If there is no true continuity to existence, if all is discrete, then there is no room for infinite strings of digits in reality. And without infinite strings of digits, the vast majority of real numbers on the number line disappear into nothingness — including our favorites, like π and e. They remain only as “useful fictions” that allow us to use an imaginary continuity to model a very discrete reality.
Leaving earth behind, might there be a perfect circle in heaven, or a perfect square? Since the word “perfect” here reflects not an actual perfection of morality or existence but, rather, conformity to an idea than man has defined, I’m not so sure there are.

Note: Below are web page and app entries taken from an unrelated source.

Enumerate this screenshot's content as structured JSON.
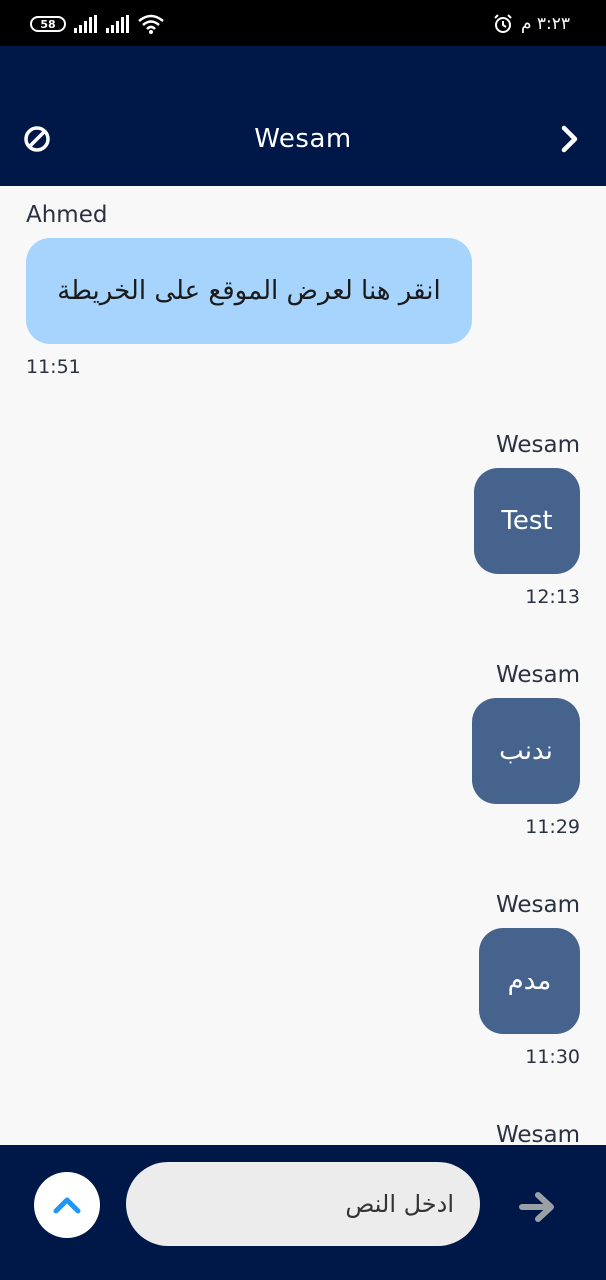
{
  "status_bar": {
    "battery": "58",
    "time": "٣:٢٣ م"
  },
  "header": {
    "title": "Wesam"
  },
  "messages": [
    {
      "sender": "Ahmed",
      "text": "انقر هنا لعرض الموقع على الخريطة",
      "time": "11:51",
      "direction": "incoming"
    },
    {
      "sender": "Wesam",
      "text": "Test",
      "time": "12:13",
      "direction": "outgoing"
    },
    {
      "sender": "Wesam",
      "text": "ندنب",
      "time": "11:29",
      "direction": "outgoing"
    },
    {
      "sender": "Wesam",
      "text": "مدم",
      "time": "11:30",
      "direction": "outgoing"
    },
    {
      "sender": "Wesam",
      "text": "",
      "time": "",
      "direction": "outgoing"
    }
  ],
  "composer": {
    "placeholder": "ادخل النص"
  },
  "colors": {
    "appbar": "#001848",
    "incoming_bubble": "#a6d4fc",
    "outgoing_bubble": "#45638c",
    "accent": "#2196f3"
  }
}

My old Platonism is looking pretty tattered these days. 🙂 As much as I love Cantor’s work and believe there is real value to it, more and more I am beginning to think of Leopold Kronecker’s famous statement “God made the natural numbers; all else is the work of man” as being possibly true at more levels than I had ever given it credit for.

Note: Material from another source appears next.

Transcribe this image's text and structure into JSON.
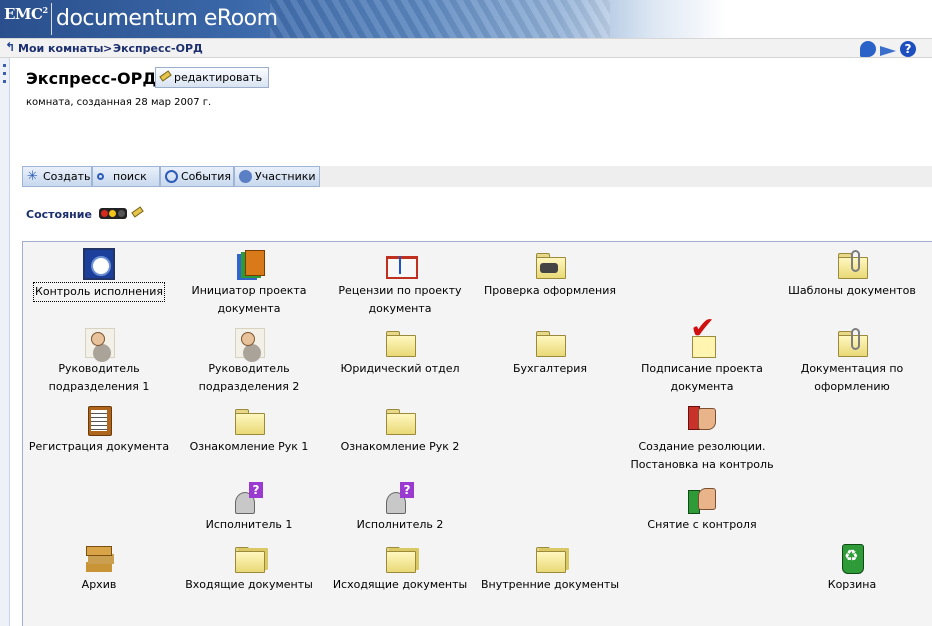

Anyway, that sort of stuff, among other things, is what comes to mind when I hear of Alan Turing. And I look forward to the general resurrection when, if I can be so indulged at that time, maybe I can see Gödel, Turing, Cantor, and Kronecker at tea together not only discussing such insights but comparing and contrasting their thoughts with a revealed view of reality, all while having the privilege of helping them to get to truly know the Author of all they had been studying.
Wow — I really wandered around in this one, huh? Probably fell into a few ditches, too. Looking back, I read some of what I wrote and think, “Just what was in this salted caramel mocha, anyway?” If you read this far without falling asleep or getting a headache, congratulations! This probably hasn’t been the best expression of my thoughts on these things, but it still feels good to get it into writing in some way. I might try and write about these things again in the future — I’ve been wanting to write about how I first began to lean toward the belief that zero might not actually be a number in a very real sense, and if some of you out there have been having a hard time falling asleep, let me know and I will go there for you. 🙂 And the break has been nice — now, back to the scripts!